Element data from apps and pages
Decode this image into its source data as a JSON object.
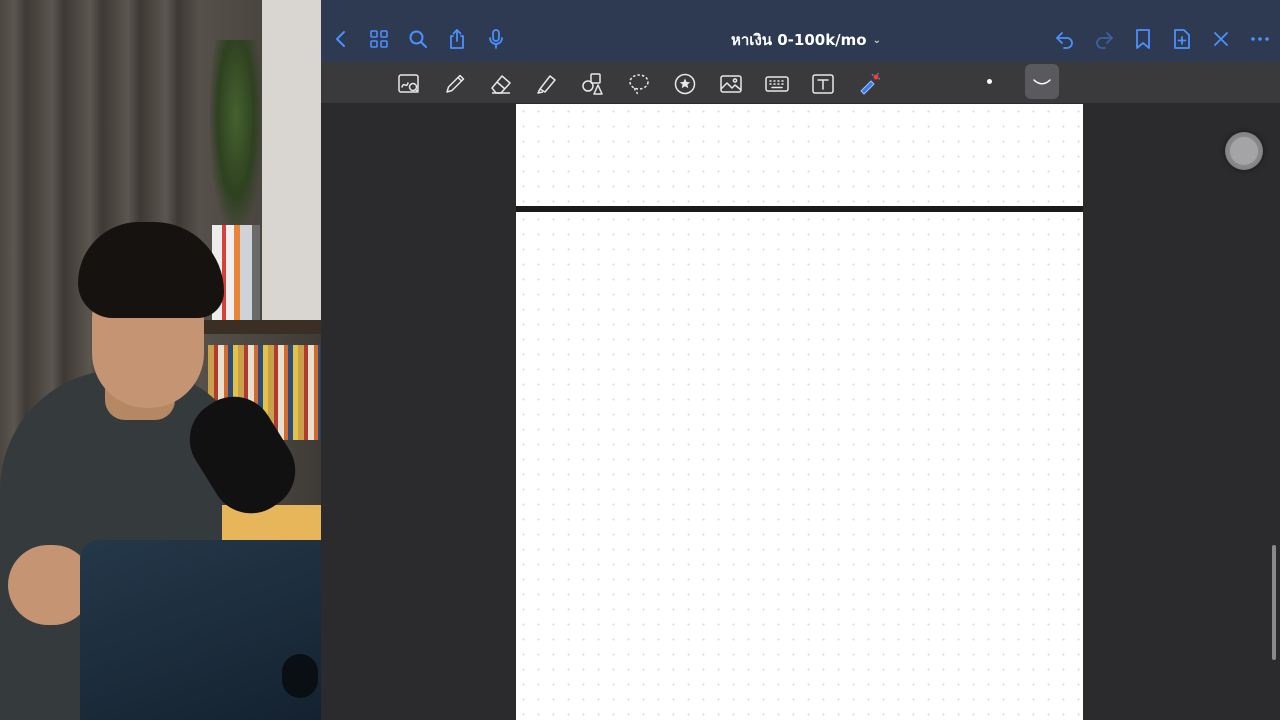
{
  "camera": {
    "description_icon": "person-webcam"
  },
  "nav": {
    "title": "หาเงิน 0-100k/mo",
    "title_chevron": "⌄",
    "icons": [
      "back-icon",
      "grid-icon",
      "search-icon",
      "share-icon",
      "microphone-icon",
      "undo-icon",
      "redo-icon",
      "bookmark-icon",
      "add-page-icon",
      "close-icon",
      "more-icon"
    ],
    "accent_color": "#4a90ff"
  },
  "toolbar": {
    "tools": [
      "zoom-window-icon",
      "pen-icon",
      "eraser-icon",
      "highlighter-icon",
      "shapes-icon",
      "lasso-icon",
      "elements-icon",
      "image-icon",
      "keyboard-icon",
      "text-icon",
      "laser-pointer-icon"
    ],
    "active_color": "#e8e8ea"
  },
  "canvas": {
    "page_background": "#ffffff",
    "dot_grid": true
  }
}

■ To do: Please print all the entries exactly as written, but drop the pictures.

■ Result of the task:
Decode this image into its source data as a JSON object.
{
  "camera": {
    "description_icon": "person-webcam"
  },
  "nav": {
    "title": "หาเงิน 0-100k/mo",
    "title_chevron": "⌄",
    "icons": [
      "back-icon",
      "grid-icon",
      "search-icon",
      "share-icon",
      "microphone-icon",
      "undo-icon",
      "redo-icon",
      "bookmark-icon",
      "add-page-icon",
      "close-icon",
      "more-icon"
    ],
    "accent_color": "#4a90ff"
  },
  "toolbar": {
    "tools": [
      "zoom-window-icon",
      "pen-icon",
      "eraser-icon",
      "highlighter-icon",
      "shapes-icon",
      "lasso-icon",
      "elements-icon",
      "image-icon",
      "keyboard-icon",
      "text-icon",
      "laser-pointer-icon"
    ],
    "active_color": "#e8e8ea"
  },
  "canvas": {
    "page_background": "#ffffff",
    "dot_grid": true
  }
}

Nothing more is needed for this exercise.